* WHAT THE TASK ASKS:
The task calls for every line of the data to be retyped exactly.

· · · · · · ·

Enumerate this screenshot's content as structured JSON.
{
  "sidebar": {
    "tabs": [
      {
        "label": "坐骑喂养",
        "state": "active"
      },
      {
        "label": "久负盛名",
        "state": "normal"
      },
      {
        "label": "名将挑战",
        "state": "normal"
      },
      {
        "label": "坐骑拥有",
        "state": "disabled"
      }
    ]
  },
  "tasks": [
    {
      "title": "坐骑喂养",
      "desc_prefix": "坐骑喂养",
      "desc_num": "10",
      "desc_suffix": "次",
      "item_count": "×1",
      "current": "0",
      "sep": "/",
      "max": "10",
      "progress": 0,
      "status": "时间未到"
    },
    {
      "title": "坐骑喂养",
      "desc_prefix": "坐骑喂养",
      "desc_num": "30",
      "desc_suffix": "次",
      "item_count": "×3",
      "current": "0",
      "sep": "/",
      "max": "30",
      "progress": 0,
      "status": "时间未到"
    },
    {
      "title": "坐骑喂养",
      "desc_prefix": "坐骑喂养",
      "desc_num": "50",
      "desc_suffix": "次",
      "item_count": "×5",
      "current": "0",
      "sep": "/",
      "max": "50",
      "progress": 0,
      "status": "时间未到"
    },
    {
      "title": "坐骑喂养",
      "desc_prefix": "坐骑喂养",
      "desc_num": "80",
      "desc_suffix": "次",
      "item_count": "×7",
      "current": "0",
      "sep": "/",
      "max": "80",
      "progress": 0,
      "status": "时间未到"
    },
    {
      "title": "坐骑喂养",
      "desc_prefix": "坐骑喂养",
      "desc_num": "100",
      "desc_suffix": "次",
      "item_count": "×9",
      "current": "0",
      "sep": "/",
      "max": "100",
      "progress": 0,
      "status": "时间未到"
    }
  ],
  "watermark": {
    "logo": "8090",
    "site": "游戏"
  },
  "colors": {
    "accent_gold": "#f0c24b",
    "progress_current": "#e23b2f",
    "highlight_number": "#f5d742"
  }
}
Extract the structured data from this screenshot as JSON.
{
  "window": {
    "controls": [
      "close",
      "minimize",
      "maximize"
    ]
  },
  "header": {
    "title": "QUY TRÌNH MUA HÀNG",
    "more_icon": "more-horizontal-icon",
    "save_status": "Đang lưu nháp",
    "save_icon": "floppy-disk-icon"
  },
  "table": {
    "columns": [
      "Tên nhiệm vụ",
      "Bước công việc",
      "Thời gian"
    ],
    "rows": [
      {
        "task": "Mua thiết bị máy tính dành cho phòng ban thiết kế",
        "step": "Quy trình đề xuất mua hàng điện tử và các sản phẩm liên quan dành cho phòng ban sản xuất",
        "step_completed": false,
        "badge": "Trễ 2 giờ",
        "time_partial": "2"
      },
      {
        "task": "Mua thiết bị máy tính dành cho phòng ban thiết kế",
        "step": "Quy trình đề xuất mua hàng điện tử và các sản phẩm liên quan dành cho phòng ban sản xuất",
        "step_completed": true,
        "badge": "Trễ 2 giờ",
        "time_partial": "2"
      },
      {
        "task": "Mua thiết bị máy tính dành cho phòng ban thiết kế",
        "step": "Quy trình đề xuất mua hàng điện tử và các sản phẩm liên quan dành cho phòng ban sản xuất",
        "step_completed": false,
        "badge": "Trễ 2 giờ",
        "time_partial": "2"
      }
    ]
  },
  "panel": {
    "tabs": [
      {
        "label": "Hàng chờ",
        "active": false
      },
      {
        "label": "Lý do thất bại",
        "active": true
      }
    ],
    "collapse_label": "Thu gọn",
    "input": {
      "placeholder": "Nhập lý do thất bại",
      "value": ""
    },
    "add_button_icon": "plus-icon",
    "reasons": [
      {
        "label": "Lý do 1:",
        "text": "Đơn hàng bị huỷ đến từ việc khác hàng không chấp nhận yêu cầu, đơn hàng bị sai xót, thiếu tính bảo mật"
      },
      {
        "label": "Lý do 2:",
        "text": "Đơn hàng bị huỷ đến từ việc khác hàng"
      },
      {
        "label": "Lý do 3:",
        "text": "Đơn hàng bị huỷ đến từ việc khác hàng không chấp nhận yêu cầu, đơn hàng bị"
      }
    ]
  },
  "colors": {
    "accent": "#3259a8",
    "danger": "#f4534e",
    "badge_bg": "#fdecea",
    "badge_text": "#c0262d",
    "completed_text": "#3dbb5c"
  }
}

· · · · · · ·

* ANSWER SECTION:
Enumerate this screenshot's content as structured JSON.
{
  "sidebar": {
    "tabs": [
      {
        "label": "坐骑喂养",
        "state": "active"
      },
      {
        "label": "久负盛名",
        "state": "normal"
      },
      {
        "label": "名将挑战",
        "state": "normal"
      },
      {
        "label": "坐骑拥有",
        "state": "disabled"
      }
    ]
  },
  "tasks": [
    {
      "title": "坐骑喂养",
      "desc_prefix": "坐骑喂养",
      "desc_num": "10",
      "desc_suffix": "次",
      "item_count": "×1",
      "current": "0",
      "sep": "/",
      "max": "10",
      "progress": 0,
      "status": "时间未到"
    },
    {
      "title": "坐骑喂养",
      "desc_prefix": "坐骑喂养",
      "desc_num": "30",
      "desc_suffix": "次",
      "item_count": "×3",
      "current": "0",
      "sep": "/",
      "max": "30",
      "progress": 0,
      "status": "时间未到"
    },
    {
      "title": "坐骑喂养",
      "desc_prefix": "坐骑喂养",
      "desc_num": "50",
      "desc_suffix": "次",
      "item_count": "×5",
      "current": "0",
      "sep": "/",
      "max": "50",
      "progress": 0,
      "status": "时间未到"
    },
    {
      "title": "坐骑喂养",
      "desc_prefix": "坐骑喂养",
      "desc_num": "80",
      "desc_suffix": "次",
      "item_count": "×7",
      "current": "0",
      "sep": "/",
      "max": "80",
      "progress": 0,
      "status": "时间未到"
    },
    {
      "title": "坐骑喂养",
      "desc_prefix": "坐骑喂养",
      "desc_num": "100",
      "desc_suffix": "次",
      "item_count": "×9",
      "current": "0",
      "sep": "/",
      "max": "100",
      "progress": 0,
      "status": "时间未到"
    }
  ],
  "watermark": {
    "logo": "8090",
    "site": "游戏"
  },
  "colors": {
    "accent_gold": "#f0c24b",
    "progress_current": "#e23b2f",
    "highlight_number": "#f5d742"
  }
}
Extract the structured data from this screenshot as JSON.
{
  "window": {
    "controls": [
      "close",
      "minimize",
      "maximize"
    ]
  },
  "header": {
    "title": "QUY TRÌNH MUA HÀNG",
    "more_icon": "more-horizontal-icon",
    "save_status": "Đang lưu nháp",
    "save_icon": "floppy-disk-icon"
  },
  "table": {
    "columns": [
      "Tên nhiệm vụ",
      "Bước công việc",
      "Thời gian"
    ],
    "rows": [
      {
        "task": "Mua thiết bị máy tính dành cho phòng ban thiết kế",
        "step": "Quy trình đề xuất mua hàng điện tử và các sản phẩm liên quan dành cho phòng ban sản xuất",
        "step_completed": false,
        "badge": "Trễ 2 giờ",
        "time_partial": "2"
      },
      {
        "task": "Mua thiết bị máy tính dành cho phòng ban thiết kế",
        "step": "Quy trình đề xuất mua hàng điện tử và các sản phẩm liên quan dành cho phòng ban sản xuất",
        "step_completed": true,
        "badge": "Trễ 2 giờ",
        "time_partial": "2"
      },
      {
        "task": "Mua thiết bị máy tính dành cho phòng ban thiết kế",
        "step": "Quy trình đề xuất mua hàng điện tử và các sản phẩm liên quan dành cho phòng ban sản xuất",
        "step_completed": false,
        "badge": "Trễ 2 giờ",
        "time_partial": "2"
      }
    ]
  },
  "panel": {
    "tabs": [
      {
        "label": "Hàng chờ",
        "active": false
      },
      {
        "label": "Lý do thất bại",
        "active": true
      }
    ],
    "collapse_label": "Thu gọn",
    "input": {
      "placeholder": "Nhập lý do thất bại",
      "value": ""
    },
    "add_button_icon": "plus-icon",
    "reasons": [
      {
        "label": "Lý do 1:",
        "text": "Đơn hàng bị huỷ đến từ việc khác hàng không chấp nhận yêu cầu, đơn hàng bị sai xót, thiếu tính bảo mật"
      },
      {
        "label": "Lý do 2:",
        "text": "Đơn hàng bị huỷ đến từ việc khác hàng"
      },
      {
        "label": "Lý do 3:",
        "text": "Đơn hàng bị huỷ đến từ việc khác hàng không chấp nhận yêu cầu, đơn hàng bị"
      }
    ]
  },
  "colors": {
    "accent": "#3259a8",
    "danger": "#f4534e",
    "badge_bg": "#fdecea",
    "badge_text": "#c0262d",
    "completed_text": "#3dbb5c"
  }
}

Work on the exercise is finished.